How do you get Hepatitis’s C?
Hepatitis C is a virus that lives in the blood of an infected individual.The most common way today is by sharing needles and other equipment to inject drugs. Needle stick injuries that occur in healthcare settings is a way healthcare workers become infected. Pregnant women pass this virus to their baby.
While it is less common, sharing personal care items, such as razors or toothbrushes can spread the virus. The risk of transmission from sexual contact is low.
It is possible to get hepatitis C while getting a tattoo or some type of piercing, particularly if the piercing or tattoo is done in an unregulated business with non-sterile instruments.

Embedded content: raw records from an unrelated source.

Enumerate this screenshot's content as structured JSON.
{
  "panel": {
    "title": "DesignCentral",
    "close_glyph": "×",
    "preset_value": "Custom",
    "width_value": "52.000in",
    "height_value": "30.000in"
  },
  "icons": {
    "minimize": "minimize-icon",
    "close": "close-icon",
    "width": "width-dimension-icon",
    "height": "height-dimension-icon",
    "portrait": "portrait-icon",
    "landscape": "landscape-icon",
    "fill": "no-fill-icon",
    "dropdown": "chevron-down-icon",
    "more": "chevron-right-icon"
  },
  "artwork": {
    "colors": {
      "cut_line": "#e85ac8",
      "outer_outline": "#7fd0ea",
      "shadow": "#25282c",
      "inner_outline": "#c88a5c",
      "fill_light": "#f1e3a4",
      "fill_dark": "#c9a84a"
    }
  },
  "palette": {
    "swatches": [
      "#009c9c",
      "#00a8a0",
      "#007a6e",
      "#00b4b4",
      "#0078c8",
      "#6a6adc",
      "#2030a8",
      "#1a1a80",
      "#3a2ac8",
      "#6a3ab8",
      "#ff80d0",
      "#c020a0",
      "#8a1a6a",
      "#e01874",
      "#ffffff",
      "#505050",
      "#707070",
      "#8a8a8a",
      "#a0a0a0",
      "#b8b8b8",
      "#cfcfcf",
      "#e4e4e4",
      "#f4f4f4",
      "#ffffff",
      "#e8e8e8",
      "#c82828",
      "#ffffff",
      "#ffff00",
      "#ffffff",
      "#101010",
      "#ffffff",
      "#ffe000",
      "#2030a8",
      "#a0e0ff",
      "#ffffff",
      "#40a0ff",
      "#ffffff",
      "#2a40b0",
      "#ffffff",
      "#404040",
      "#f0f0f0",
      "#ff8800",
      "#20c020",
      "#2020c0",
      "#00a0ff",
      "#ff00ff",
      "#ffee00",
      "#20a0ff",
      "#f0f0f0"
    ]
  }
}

It is not spread through kissing, breastfeeding, coughing or even through food and water.
This virus can exist on environmental surfaces at room temperature, and live for a minimum of 16 hours and possibly up to three weeks.

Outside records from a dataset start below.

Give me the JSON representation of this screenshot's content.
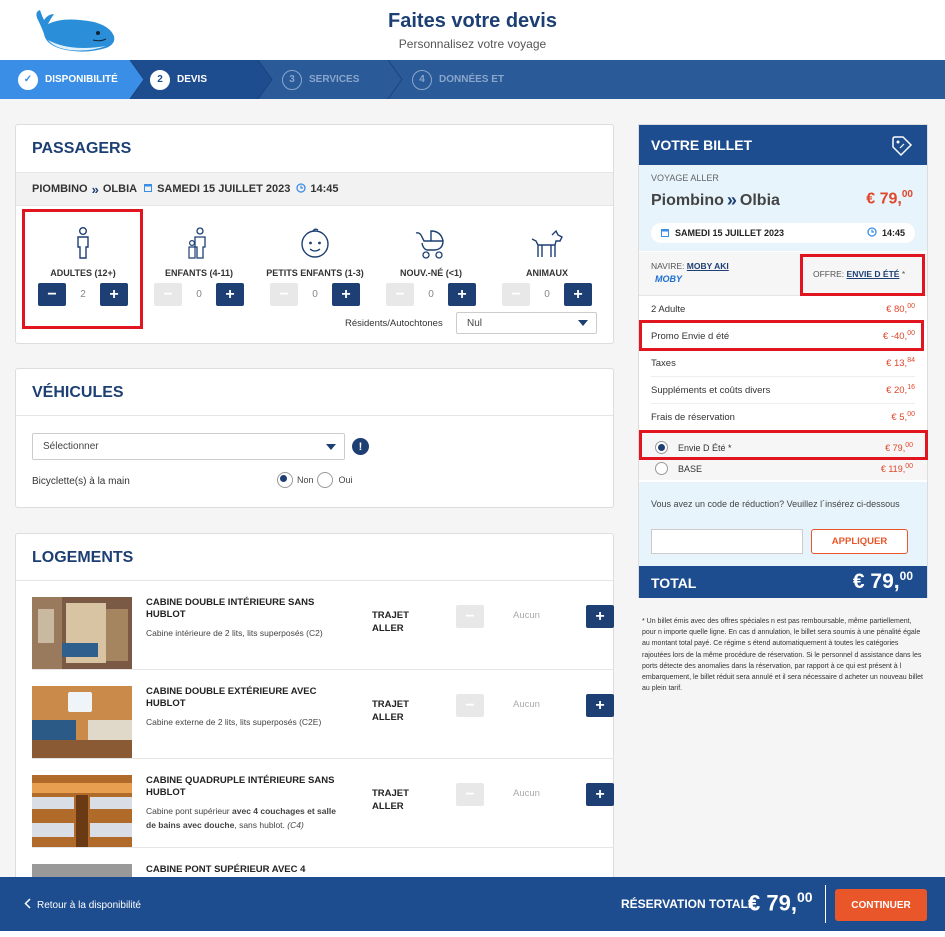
{
  "header": {
    "title": "Faites votre devis",
    "subtitle": "Personnalisez votre voyage"
  },
  "steps": [
    {
      "num": "✓",
      "label": "DISPONIBILITÉ",
      "state": "done"
    },
    {
      "num": "2",
      "label": "DEVIS",
      "state": "active"
    },
    {
      "num": "3",
      "label": "SERVICES",
      "state": "todo"
    },
    {
      "num": "4",
      "label": "DONNÉES ET",
      "state": "todo"
    }
  ],
  "passengers": {
    "title": "PASSAGERS",
    "route": {
      "from": "PIOMBINO",
      "to": "OLBIA",
      "date": "SAMEDI 15 JUILLET 2023",
      "time": "14:45"
    },
    "types": [
      {
        "label": "ADULTES (12+)",
        "value": "2",
        "icon": "adult-icon"
      },
      {
        "label": "ENFANTS (4-11)",
        "value": "0",
        "icon": "child-icon"
      },
      {
        "label": "PETITS ENFANTS (1-3)",
        "value": "0",
        "icon": "baby-face-icon"
      },
      {
        "label": "NOUV.-NÉ (<1)",
        "value": "0",
        "icon": "stroller-icon"
      },
      {
        "label": "ANIMAUX",
        "value": "0",
        "icon": "dog-icon"
      }
    ],
    "residents_label": "Résidents/Autochtones",
    "residents_value": "Nul"
  },
  "vehicles": {
    "title": "VÉHICULES",
    "select_value": "Sélectionner",
    "bicycle_label": "Bicyclette(s) à la main",
    "no_label": "Non",
    "yes_label": "Oui"
  },
  "lodging": {
    "title": "LOGEMENTS",
    "trip_label_1": "TRAJET",
    "trip_label_2": "ALLER",
    "none_label": "Aucun",
    "cabins": [
      {
        "title": "CABINE DOUBLE INTÉRIEURE SANS HUBLOT",
        "desc": "Cabine intérieure de 2 lits, lits superposés (C2)"
      },
      {
        "title": "CABINE DOUBLE EXTÉRIEURE AVEC HUBLOT",
        "desc": "Cabine externe de 2 lits, lits superposés (C2E)"
      },
      {
        "title": "CABINE QUADRUPLE INTÉRIEURE SANS HUBLOT",
        "desc_a": "Cabine pont supérieur ",
        "desc_b": "avec 4 couchages et salle de bains avec douche",
        "desc_c": ", sans hublot. ",
        "desc_d": "(C4)"
      },
      {
        "title": "CABINE PONT SUPÉRIEUR AVEC 4",
        "desc": ""
      }
    ]
  },
  "ticket": {
    "title": "VOTRE BILLET",
    "voyage_label": "VOYAGE ALLER",
    "from": "Piombino",
    "to": "Olbia",
    "price_main": "€ 79,",
    "price_cents": "00",
    "date": "SAMEDI 15 JUILLET 2023",
    "time": "14:45",
    "ship_label": "NAVIRE:",
    "ship_name": "MOBY AKI",
    "brand": "MOBY",
    "offer_label": "OFFRE:",
    "offer_name": "ENVIE D  ÉTÉ",
    "offer_star": "*",
    "lines": [
      {
        "label": "2 Adulte",
        "price": "€ 80,",
        "cents": "00"
      },
      {
        "label": "Promo Envie d été",
        "price": "€ -40,",
        "cents": "00"
      },
      {
        "label": "Taxes",
        "price": "€ 13,",
        "cents": "84"
      },
      {
        "label": "Suppléments et coûts divers",
        "price": "€ 20,",
        "cents": "16"
      },
      {
        "label": "Frais de réservation",
        "price": "€ 5,",
        "cents": "00"
      }
    ],
    "options": [
      {
        "label": "Envie D  Été *",
        "price": "€ 79,",
        "cents": "00"
      },
      {
        "label": "BASE",
        "price": "€ 119,",
        "cents": "00"
      }
    ],
    "promo_text": "Vous avez un code de réduction? Veuillez l´insérez ci-dessous",
    "apply_label": "APPLIQUER",
    "total_label": "TOTAL",
    "total_main": "€ 79,",
    "total_cents": "00"
  },
  "disclaimer": "* Un billet émis avec des offres spéciales n  est pas remboursable, même partiellement, pour n  importe quelle ligne. En cas d  annulation, le billet sera soumis à une pénalité égale au montant total payé. Ce régime s  étend automatiquement à toutes les catégories rajoutées lors de la même procédure de réservation. Si le personnel d  assistance dans les ports détecte des anomalies dans la réservation, par rapport à ce qui est présent à l  embarquement, le billet réduit sera annulé et il sera nécessaire d  acheter un nouveau billet au plein tarif.",
  "footer": {
    "back_label": "Retour à la disponibilité",
    "total_label": "RÉSERVATION TOTALE",
    "total_main": "€ 79,",
    "total_cents": "00",
    "continue_label": "CONTINUER"
  },
  "colors": {
    "brand": "#1d4d8f",
    "dark": "#1d3f73",
    "accent": "#e8562a",
    "highlight": "#e0151f"
  }
}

Receiving a blood transfusion or any blood product is safe in the U.S. since blood screening began in 1992.
Symptoms of Acute Hepatitis C
Roughly 70-80 percent of people have no symptoms; however, some symptoms are very mild and others are severe.
The more severe symptoms include:
- Loss of appetite
- A joint pain
- Dark colored urine
- Clay–colored bowel movements
- Jaundice (Yellow colored skin or in the whites of the eyes)
The typical time that symptoms appear after exposure is six to seven weeks, but this can range from two weeks to six months. Many people do not develop symptom, but.a person without symptoms can still spread this virus to others.
Liver Location in Body
Chronic Hepatitis C
People with the chronic disease do not have symptoms; however, if they have had the disease for years they will have liver damage. This is a serious disease that can result in long-term health problems, which include liver damage, liver failure or even death. About 15,000 people die annually from related liver disease.
New Generation of Medications
There has been a new generation of antiviral medications that were the result of clinical trials designed to clear this liver-ravaging virus from patient’s bloodstreams in as little as eight weeks. Sovaldi and Olysio are the newest approved medications. These new medication completely suppressed the virus in over 90 percent of the patients.
Sovaldi was just approved by the FDA in December 2013. It cost the company $11 million dollars to develop this medication. This medication is sold by Gilead Sciences Inc. at $1000 per pill and $84,000 for a full treatment regimen, in addition to the cost of companion medicines.
The demand for this drug is growing incredibly fast, and it is probably out of reach for someone who has no insurance. It is certainly straining the finances of insurance companies as well. It is also a problem for states that fund Medicaid programs. For instance, Massachusetts spent $10.8 million on Sovaldi in the first three months of this year.
California stated that the cost per patient can run from $70,000 to $170,000; therefore, they will treat the sickest individuals first.
Some people in the medical community say that this drug will still reduce long-term medical expenses for people with hepatitis C. The demand for this medication has grown so fast that insurers are restricting which patients can get it immediately.
The patients awaiting a liver transplant or ones with advanced disease will get the medication first. Obviously, that seems unfair to those that are less ill, but still suffering.
There is another available 12 week drug regimen, but it has significant side effects. This is a 12 week single tablet regimen of sofosbuvir and ledipasvir. Between 94 percent and 99 percent were cured of hepatitis C. This treatment eliminates interferon and ribavirin from the patient’s prior treatment, which will result in fewer side effects.
The side effects from antiviral medications include; fatigue, fever, nausea and headache. There are still times when the side effects become so severe that the treatment is stopped.
What is Hepatitis C and Why Should You Care?
The CDC has recommended that baby boomers born between 1945 in 1965 should be screened for hepatitis C, as so many have silent infections with no symptoms. This is done with a simple blood test.
Hepatitis C is a serious illness, but you can have this virus for many years without symptoms. Eventually the virus will attack the liver, so your physician will start antiviral medications to prevent liver damage. These new medications are going to save thousands of lives, but more research needs to be done so the cost to the patient is reasonable.
The copyright, renewed in 2018, for this article is owned by Pamela Oglesby. Permission to republish this article in print or online must be granted by the author in writing.